All Versions
Latest Version
Avg Release Cycle
122 days
Latest Release

Changelog History

  • v0.1.1.1 Changes

    • ⬆️ bumped a version number (the least significant) in order to upload on hackage a new version with correct github links
  • v0.1.1.0 Changes

    February 09, 2019
    • Includes various enhancements (most notable is DML operations support) and fixes
      • Issue #1: Implemented agg function string_agg (listagg in Oracle) and the corresponding Julius clause
      • Issue #2: Implemented Julius Aggregate clauses: CountDist and CountStar
      • Issue #6 DML Enhancements
        • Implement Update Julius Clause
        • Implement Insert Operation and corresponding Julius Clause (both single RTuple INSERT and INSERT INTO SELECT)
        • Implement Merge/Upsert operation and corresponding Julius clause
        • Implement semi-join operation and corresponding Julius clause
        • Implement anti-join operation and corresponding Julius clause
        • Implement Delete operation and corresponding Julius clause
      • Issue #5 : Add support for UTCTime
      • Solve the CSV orphan instances problem by defining CSV with newtype
      • Fix problem with order by. I have noticed the following bug: Haskell >>> let t1 = RDate {rdate = "01/12/1990", dtformat = "DD/MM/YYYY"} >>> let t2 = RDate {rdate = "1/12/1991", dtformat = "DD/MM/YYYY"} >>> compare t1 t2 >>> EQ 🛠 Fix:
        • Redefine the RDataType Ord instance based on the compare function instead of the (<=) function.
        • When comparing RDate types, convert them first to RTimeStamps and then compare these ones
        • The previous point apply it also to the Eq instance for RDataType.
  • v0.1.0.0 Changes

    October 10, 2018
    • Initial Version.

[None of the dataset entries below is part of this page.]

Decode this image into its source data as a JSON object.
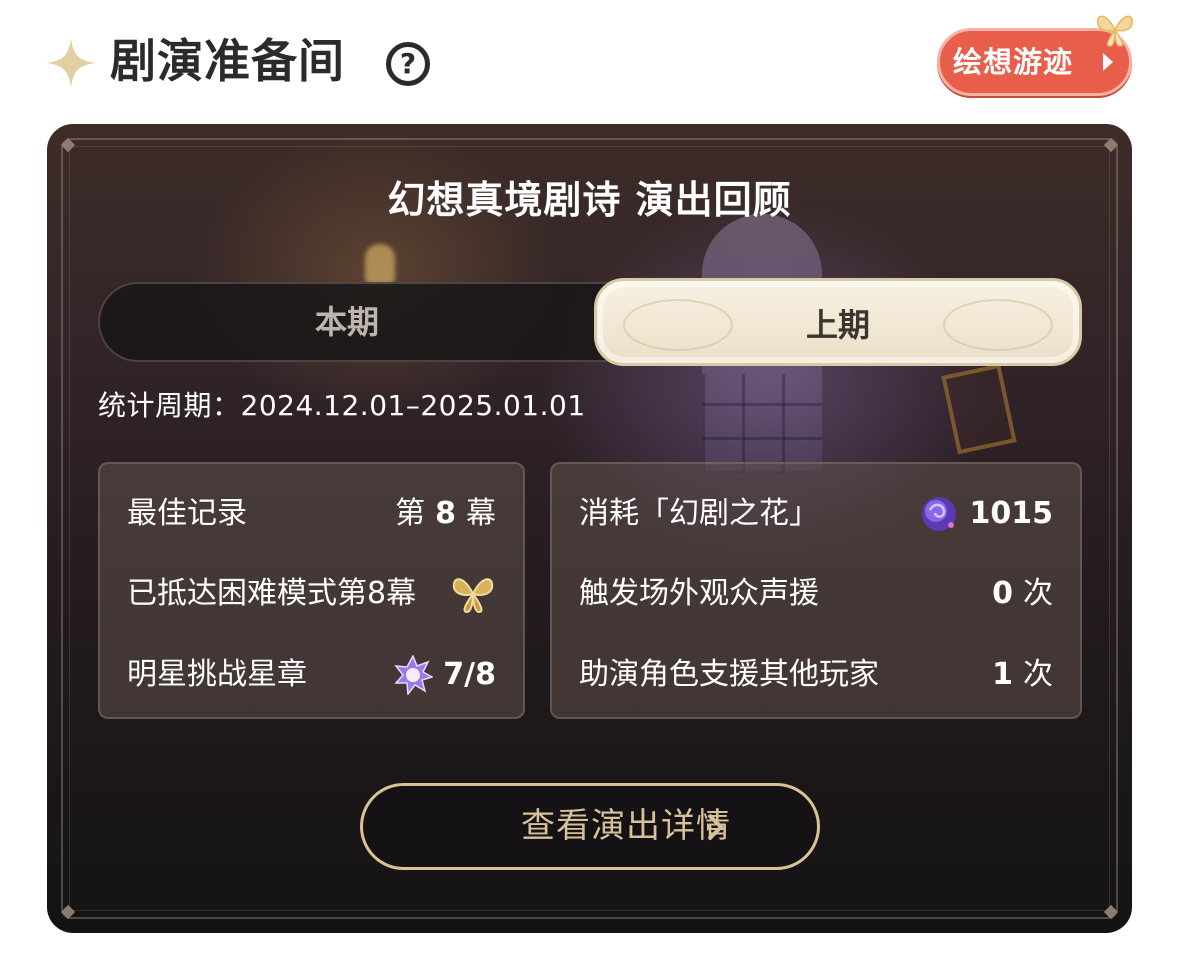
{
  "header": {
    "title": "剧演准备间",
    "help_icon": "?",
    "tag_label": "绘想游迹",
    "icons": [
      "sparkle-star-icon",
      "question-circle-icon",
      "chevron-right-icon",
      "butterfly-icon"
    ]
  },
  "card": {
    "title": "幻想真境剧诗 演出回顾",
    "tabs": [
      {
        "label": "本期",
        "selected": false
      },
      {
        "label": "上期",
        "selected": true
      }
    ],
    "period_label": "统计周期：",
    "period_range": "2024.12.01–2025.01.01",
    "left_stats": [
      {
        "label": "最佳记录",
        "prefix": "第",
        "value": "8",
        "suffix": "幕"
      },
      {
        "label": "已抵达困难模式第8幕",
        "icon": "gold-butterfly-icon"
      },
      {
        "label": "明星挑战星章",
        "icon": "star-badge-icon",
        "value": "7/8"
      }
    ],
    "right_stats": [
      {
        "label": "消耗「幻剧之花」",
        "icon": "purple-rose-icon",
        "value": "1015"
      },
      {
        "label": "触发场外观众声援",
        "value": "0",
        "suffix": "次"
      },
      {
        "label": "助演角色支援其他玩家",
        "value": "1",
        "suffix": "次"
      }
    ],
    "detail_button": "查看演出详情"
  },
  "colors": {
    "tag_bg": "#e85e4a",
    "card_dark": "#231b1e",
    "gold_text": "#d7c199",
    "selected_tab": "#f8f1e2"
  }
}
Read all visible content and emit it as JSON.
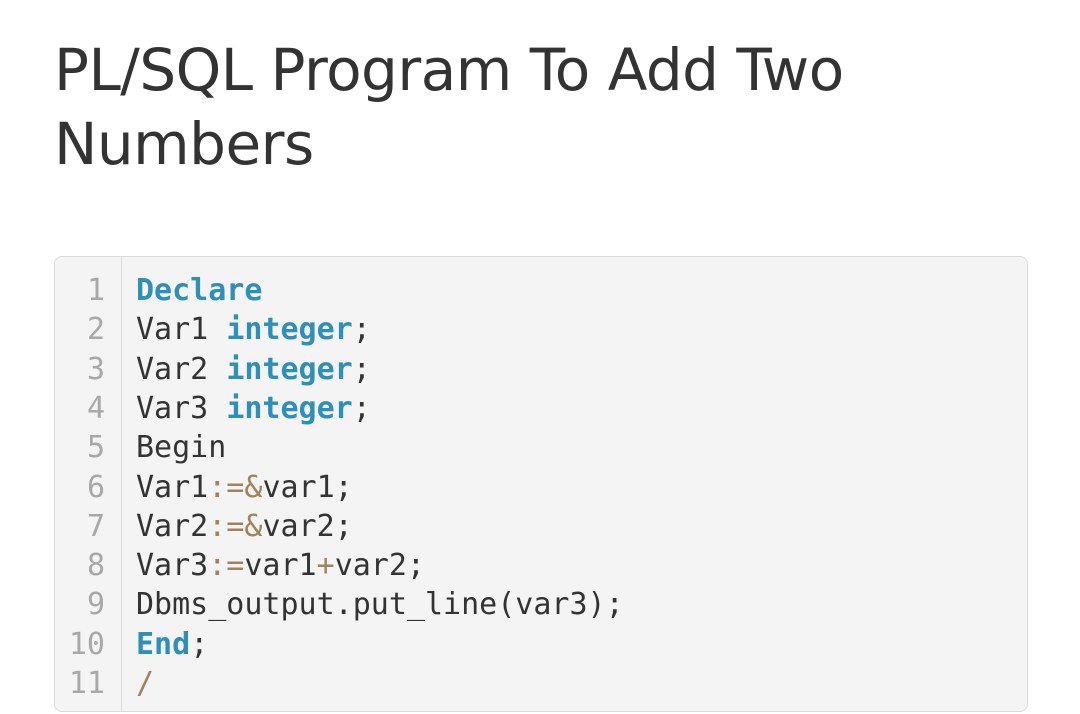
{
  "article": {
    "title_line1": "PL/SQL Program To Add Two",
    "title_line2": "Numbers"
  },
  "code_block": {
    "lines": [
      {
        "number": "1",
        "tokens": [
          {
            "text": "Declare",
            "type": "keyword"
          }
        ]
      },
      {
        "number": "2",
        "tokens": [
          {
            "text": "Var1 ",
            "type": "plain"
          },
          {
            "text": "integer",
            "type": "keyword"
          },
          {
            "text": ";",
            "type": "plain"
          }
        ]
      },
      {
        "number": "3",
        "tokens": [
          {
            "text": "Var2 ",
            "type": "plain"
          },
          {
            "text": "integer",
            "type": "keyword"
          },
          {
            "text": ";",
            "type": "plain"
          }
        ]
      },
      {
        "number": "4",
        "tokens": [
          {
            "text": "Var3 ",
            "type": "plain"
          },
          {
            "text": "integer",
            "type": "keyword"
          },
          {
            "text": ";",
            "type": "plain"
          }
        ]
      },
      {
        "number": "5",
        "tokens": [
          {
            "text": "Begin",
            "type": "plain"
          }
        ]
      },
      {
        "number": "6",
        "tokens": [
          {
            "text": "Var1",
            "type": "plain"
          },
          {
            "text": ":=&",
            "type": "operator"
          },
          {
            "text": "var1;",
            "type": "plain"
          }
        ]
      },
      {
        "number": "7",
        "tokens": [
          {
            "text": "Var2",
            "type": "plain"
          },
          {
            "text": ":=&",
            "type": "operator"
          },
          {
            "text": "var2;",
            "type": "plain"
          }
        ]
      },
      {
        "number": "8",
        "tokens": [
          {
            "text": "Var3",
            "type": "plain"
          },
          {
            "text": ":=",
            "type": "operator"
          },
          {
            "text": "var1",
            "type": "plain"
          },
          {
            "text": "+",
            "type": "operator"
          },
          {
            "text": "var2;",
            "type": "plain"
          }
        ]
      },
      {
        "number": "9",
        "tokens": [
          {
            "text": "Dbms_output.put_line(var3);",
            "type": "plain"
          }
        ]
      },
      {
        "number": "10",
        "tokens": [
          {
            "text": "End",
            "type": "keyword"
          },
          {
            "text": ";",
            "type": "plain"
          }
        ]
      },
      {
        "number": "11",
        "tokens": [
          {
            "text": "/",
            "type": "operator"
          }
        ]
      }
    ]
  },
  "colors": {
    "keyword": "#2e8fb8",
    "operator": "#a0825e",
    "plain": "#333333",
    "line_number": "#a8a8a8",
    "code_background": "#f4f4f4"
  }
}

Includes a full-working version of
      • Julius: A type-level Embedded Domain Specific (EDSL) Language for ETL
      • all common Relational Algebra operations,
      • the ETL Mapping and other typical ETL constructs and operations
      • operations applicable to all kinds of tabular data
      • In-memory, database-less data processing.